I’m a little late responding to Meghan Daum’s March 3rd op-ed in the Los Angeles Times in which she expresses her total confusion that people are actually critical of the first lady and her anti-fat crusade. Quell horror. One can almost see the tears running down Daum’s sweet-natured face as she writes, incredulous, that people “believe Michelle Obama wants to come into our homes and replace our Doritos with seaweed.”
First of all, Ms. Daum, let me explain. I’m a vocal critic of the first lady and her annoying Let’s Move! campaign, but Doritos haven’t entered my home (or body) since I was in junior high school. On the other hand, my children and I just finished a tasty treat of nori squares…wait, let me correct that, organic nori squares.
Now am I qualified to criticize the first lady?
Certain members of the GOP – and, from the looks of it, the entire “tea party” – have decided that the first lady’s Let’s Move campaign, which seeks to fight obesity by improving school lunch programs, increasing focus on physical education and giving poor people better access to healthful foods, is an example of government intrusion and even a socialist plot.
It’s funny to see Daum mention the Tea Party. I’m unaware of a coordinated Tea Party effort to do away with the Let’s Move! campaign but that doesn’t seem to stop Daum from implying criticism of the first lady is somehow Tea Party-lead. I’m sure it’s been mentioned by members of the Tea Party movement (Michelle Bachman, a critic of the first lady, heads the Tea Party Caucus in the House) but it’s hardly the focus of the tea party. Perhaps it’s just that Daum doesn’t quite understand what the tea party is all about (What? An LA Times reporter misunderstand the Tea Party? Crazy, huh!).
You see, Ms. Daum, the Tea Party isn’t really a party; it’s a belief system, a movement. And while there are differences of opinion among many tea partiers and groups, one thing remains consistent-they all recoil against government overstepping. To many, this is precisely what Michelle Obama is doing-overstepping.
Daum is also misinformed about the real intentions of Michelle Obama’s Let’s Move! campaign but she wouldn’t be if she’d take a half-hour to read through the White House Task Force on Obesity report which includes over ten pages of “recommendations” on how to micromanage the food industry. As I wrote about in my Townhall op-ed this week, these “recommendations” range from telling the food and beverage industry how they should package their food to telling restaurants what food they should offer to their patrons to how products can be marketed to consumers.
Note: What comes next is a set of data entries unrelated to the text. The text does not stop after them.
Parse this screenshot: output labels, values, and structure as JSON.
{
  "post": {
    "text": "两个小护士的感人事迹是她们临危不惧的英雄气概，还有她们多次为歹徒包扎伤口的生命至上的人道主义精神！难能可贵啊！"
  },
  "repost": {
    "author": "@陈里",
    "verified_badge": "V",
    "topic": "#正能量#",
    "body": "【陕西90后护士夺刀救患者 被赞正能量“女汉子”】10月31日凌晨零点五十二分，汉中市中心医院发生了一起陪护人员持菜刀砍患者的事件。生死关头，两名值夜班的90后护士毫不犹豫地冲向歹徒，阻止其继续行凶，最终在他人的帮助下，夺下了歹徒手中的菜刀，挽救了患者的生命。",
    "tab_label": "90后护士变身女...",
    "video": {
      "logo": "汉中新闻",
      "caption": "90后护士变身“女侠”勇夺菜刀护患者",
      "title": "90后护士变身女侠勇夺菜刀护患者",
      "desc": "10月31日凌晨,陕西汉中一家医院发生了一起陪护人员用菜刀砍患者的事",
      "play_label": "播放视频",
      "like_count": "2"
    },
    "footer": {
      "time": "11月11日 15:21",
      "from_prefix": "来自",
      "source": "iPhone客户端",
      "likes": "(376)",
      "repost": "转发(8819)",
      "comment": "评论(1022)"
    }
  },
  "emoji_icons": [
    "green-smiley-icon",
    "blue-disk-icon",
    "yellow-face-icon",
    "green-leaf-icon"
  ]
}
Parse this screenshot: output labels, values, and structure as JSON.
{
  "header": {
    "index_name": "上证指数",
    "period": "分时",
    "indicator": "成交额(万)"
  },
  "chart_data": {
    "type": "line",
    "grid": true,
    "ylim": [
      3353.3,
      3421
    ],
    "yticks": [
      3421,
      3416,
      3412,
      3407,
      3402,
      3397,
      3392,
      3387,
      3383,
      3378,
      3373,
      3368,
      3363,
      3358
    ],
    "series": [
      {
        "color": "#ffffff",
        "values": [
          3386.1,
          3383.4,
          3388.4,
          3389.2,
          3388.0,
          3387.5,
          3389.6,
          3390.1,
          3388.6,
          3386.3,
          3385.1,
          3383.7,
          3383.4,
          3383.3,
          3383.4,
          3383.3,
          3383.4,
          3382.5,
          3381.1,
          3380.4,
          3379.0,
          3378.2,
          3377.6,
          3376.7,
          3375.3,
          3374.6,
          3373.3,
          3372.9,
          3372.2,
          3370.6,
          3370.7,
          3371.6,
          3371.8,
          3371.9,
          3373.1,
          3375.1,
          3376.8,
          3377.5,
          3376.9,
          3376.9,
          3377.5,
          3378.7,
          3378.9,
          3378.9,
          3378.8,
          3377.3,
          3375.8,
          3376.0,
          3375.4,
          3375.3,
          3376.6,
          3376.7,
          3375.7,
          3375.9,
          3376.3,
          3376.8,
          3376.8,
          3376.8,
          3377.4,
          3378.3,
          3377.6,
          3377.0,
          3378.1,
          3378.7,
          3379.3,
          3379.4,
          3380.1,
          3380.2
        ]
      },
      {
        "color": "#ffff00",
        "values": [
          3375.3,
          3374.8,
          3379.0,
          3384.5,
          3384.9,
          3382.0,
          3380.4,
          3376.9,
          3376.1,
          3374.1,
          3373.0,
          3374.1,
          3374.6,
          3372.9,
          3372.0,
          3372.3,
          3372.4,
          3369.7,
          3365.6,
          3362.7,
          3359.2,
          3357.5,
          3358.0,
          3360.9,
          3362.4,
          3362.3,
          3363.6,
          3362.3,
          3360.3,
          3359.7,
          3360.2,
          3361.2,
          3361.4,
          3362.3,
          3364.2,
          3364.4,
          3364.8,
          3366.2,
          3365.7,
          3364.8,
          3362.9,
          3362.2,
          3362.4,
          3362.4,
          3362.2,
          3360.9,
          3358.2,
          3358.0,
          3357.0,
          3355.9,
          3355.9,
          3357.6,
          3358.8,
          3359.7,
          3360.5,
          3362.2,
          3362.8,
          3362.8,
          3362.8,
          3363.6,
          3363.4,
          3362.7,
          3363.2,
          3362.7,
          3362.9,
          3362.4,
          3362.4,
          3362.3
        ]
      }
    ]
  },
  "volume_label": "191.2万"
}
And let’s not forget that while this report suggests what industries “should” do, it is just another small step to change those “shoulds” into “musts,” if Washington bureaucrats decide industry isn’t moving fast enough to implement their suggestions.
I also wrote in my op-ed that the Let’s Move! campaign already has legislative victories:
One is expanding the school lunch and breakfast program-a poorly run, inefficient federal effort that is, at the very least, in part to blame for children’s increased weights. This program once served only the poorest children, but today over 30 million children receive a school lunch.
The Let’s Move! campaign claims credit for a provision in the ObamaCare legislation requiring employers to provide women breastfeeding break times and a private space for pumping milk. That’s an onerous regulation that creates substantial costs for many businesses employing women.
Another provision of ObamaCare forces restaurants and vending machine operators with 20 or more locations (read: fast food) to provide visible calorie information to their patrons-despite overwhelming evidence that labels and calorie information do little to sway choices.
ObamaCare also requires all new health insurance plans to cover screenings for obesity and counseling on sustained weight loss, without charging any out of pocket cost for patients. The goal is to ensure doctors are assessing children’s body mass index at all check-ups by 2012. And to add to the Orwellian creepiness of this requirement, a Domestic Policy Council report brags that the Department of Health and Human Services will be collecting this BMI data.
Will Daum recognize these legislative victories as more than just informing the public about better choices? Probably not. But regular Americans do and they object to being told how to live and how to eat.
But Daum doesn’t only target the Tea Party and stupid, Dorito-eating Americans in her piece, she throws in a shot at Rush Limbaugh saying “Oh, and then there’s that paragon of physical fitness, Rush Limbaugh, who suggested last week that the first lady “does not project the image of women that you might see on the cover of the Sports Illustrated swimsuit issue.” What’s going on here (besides the last gasps of an increasingly irrelevant radio blowhard) obviously has nothing to do with keeping kids from being obese.”
Could Daum be any more out of touch? Calling Rush Limbaugh irrelevant when she works for the LOS ANGELES TIMES? A newspaper, which over the last decade, has lost more readership than any other newspaper in the United States, has been trimming staff constantly for years, and in a truly pathetic move a few years ago was forced to eliminate the local “California” section altogether. Real Clear Politics said this about the LA Times: “with the newsroom about half of its size from 2001 and the continuing cutback on staff and coverage, it may be a matter of time before the woebegone Tribune Co. must dump the paper to an interested buyer or even close it down.”
Talk about being irrelevant.